JOHN C.
16 days

Absolutely the best chicken ever, even the breast meat was moist! It's the only way I'll cook a whole chicken again. Simple, easy, quick, no mess - perfect every time. I've used both stainless steel and cast iron pans. great and easy technique for “roasted” chicken. I will say there were no pan juices, just fat in the skillet. Will add to the recipe rotation. Good for family and company dinners too. I've done this using a rimmed sheet pan instead of a skillet and put veggies and potatoes around the chicken for a one-pan meal. Broccoli gets nicely browned and yummy!

Absolutely the best chicken ever, even the breast meat was moist! It's the only way I'll cook a whole chicken again. Simple, easy, quick, no mess - perfect every time. I've used both stainless steel and cast iron pans. great and easy technique for “roasted” chicken. I will say there were no pan juices, just fat in the skillet. Will add to the recipe rotation. Good for family and company dinners too.

MD
MILES D.
JOHN C.
9 days

Amazed this recipe works out as well as it does. Would not have thought that the amount of time under the broiler would have produced a very juicy and favorable chicken with a very crispy crust.

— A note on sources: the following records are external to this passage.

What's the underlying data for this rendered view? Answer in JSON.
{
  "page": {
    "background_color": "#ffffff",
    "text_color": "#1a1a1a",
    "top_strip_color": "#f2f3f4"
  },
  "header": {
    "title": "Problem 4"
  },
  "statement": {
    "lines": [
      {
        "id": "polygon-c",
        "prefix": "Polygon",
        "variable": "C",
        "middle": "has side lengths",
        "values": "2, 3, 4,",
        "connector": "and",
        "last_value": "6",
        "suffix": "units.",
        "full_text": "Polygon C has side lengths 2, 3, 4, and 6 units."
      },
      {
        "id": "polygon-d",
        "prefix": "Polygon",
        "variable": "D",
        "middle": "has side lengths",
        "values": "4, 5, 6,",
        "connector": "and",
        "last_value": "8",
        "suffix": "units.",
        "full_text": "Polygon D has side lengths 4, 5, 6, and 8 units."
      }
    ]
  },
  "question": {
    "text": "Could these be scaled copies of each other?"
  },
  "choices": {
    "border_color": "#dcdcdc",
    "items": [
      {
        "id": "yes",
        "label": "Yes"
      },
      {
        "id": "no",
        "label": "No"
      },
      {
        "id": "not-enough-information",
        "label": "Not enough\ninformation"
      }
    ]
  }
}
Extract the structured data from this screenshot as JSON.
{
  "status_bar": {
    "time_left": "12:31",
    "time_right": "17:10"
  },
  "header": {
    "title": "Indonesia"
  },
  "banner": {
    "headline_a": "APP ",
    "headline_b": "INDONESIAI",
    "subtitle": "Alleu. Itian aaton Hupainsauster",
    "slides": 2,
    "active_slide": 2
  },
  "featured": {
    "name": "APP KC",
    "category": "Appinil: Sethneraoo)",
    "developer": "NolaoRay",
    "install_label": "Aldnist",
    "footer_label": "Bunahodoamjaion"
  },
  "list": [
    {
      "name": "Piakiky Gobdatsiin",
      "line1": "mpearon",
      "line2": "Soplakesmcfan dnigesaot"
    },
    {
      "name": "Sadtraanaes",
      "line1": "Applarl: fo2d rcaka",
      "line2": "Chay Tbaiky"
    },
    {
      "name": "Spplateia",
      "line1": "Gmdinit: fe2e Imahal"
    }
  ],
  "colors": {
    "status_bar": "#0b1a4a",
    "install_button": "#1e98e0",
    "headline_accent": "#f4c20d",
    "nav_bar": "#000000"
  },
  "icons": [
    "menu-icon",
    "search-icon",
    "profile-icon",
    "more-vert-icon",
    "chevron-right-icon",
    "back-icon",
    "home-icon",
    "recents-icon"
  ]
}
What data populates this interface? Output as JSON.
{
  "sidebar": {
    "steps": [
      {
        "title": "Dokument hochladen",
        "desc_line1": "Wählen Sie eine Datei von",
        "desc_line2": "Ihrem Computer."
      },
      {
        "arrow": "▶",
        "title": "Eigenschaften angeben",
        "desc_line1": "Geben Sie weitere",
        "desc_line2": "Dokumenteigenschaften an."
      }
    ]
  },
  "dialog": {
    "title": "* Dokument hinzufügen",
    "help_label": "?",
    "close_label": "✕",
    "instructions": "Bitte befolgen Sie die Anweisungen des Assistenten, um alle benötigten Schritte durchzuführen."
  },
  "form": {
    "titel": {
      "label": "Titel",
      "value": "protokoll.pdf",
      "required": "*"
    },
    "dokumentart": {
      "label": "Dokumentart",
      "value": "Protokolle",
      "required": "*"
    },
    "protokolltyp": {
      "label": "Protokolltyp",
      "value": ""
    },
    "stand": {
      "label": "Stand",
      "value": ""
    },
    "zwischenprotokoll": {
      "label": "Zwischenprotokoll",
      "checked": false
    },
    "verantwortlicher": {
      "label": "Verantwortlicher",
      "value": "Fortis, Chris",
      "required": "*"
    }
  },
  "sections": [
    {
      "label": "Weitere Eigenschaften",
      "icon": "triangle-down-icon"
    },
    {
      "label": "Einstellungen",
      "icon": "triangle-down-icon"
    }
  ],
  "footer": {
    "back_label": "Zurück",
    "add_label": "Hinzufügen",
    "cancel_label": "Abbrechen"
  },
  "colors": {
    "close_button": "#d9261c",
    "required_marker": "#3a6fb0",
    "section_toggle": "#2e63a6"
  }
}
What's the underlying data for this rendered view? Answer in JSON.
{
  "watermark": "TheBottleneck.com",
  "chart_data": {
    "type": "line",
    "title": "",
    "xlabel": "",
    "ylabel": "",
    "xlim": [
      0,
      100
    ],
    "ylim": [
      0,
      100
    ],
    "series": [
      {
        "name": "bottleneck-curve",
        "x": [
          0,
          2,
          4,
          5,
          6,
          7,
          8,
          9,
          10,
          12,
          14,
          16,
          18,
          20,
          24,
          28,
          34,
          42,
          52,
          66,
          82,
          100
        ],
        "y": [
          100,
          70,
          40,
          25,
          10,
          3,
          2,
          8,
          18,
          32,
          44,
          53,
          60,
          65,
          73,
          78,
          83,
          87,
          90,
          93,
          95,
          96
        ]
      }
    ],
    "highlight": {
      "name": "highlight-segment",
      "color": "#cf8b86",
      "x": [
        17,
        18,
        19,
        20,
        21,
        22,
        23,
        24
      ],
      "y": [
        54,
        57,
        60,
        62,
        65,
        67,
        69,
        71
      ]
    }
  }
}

Used my 12" Lodge Cast Iron skillet (which can withstand 1000 degree temps to respond to those who wondered if it would work) and it turned out great. A "make again" as my family rates things. This is a great recipe, and I will definitely make it again. My butcher gladly butterflied the chicken for me, therefore I found it to be a fast and easy prep. I used my cast iron skillet- marvellous!

CM
CHARLES M.
11 days

John, wasn't it just amazing chicken? So much better than your typical oven baked chicken and on par if not better than gas or even charcoal grilled. It gets that smokey charcoal tasted and overnight koshering definitely helps, something I do when time permits. First-time I've pierced a whole chicken minus the times I make jerk chicken on the grill. Yup, the cast iron was not an issue.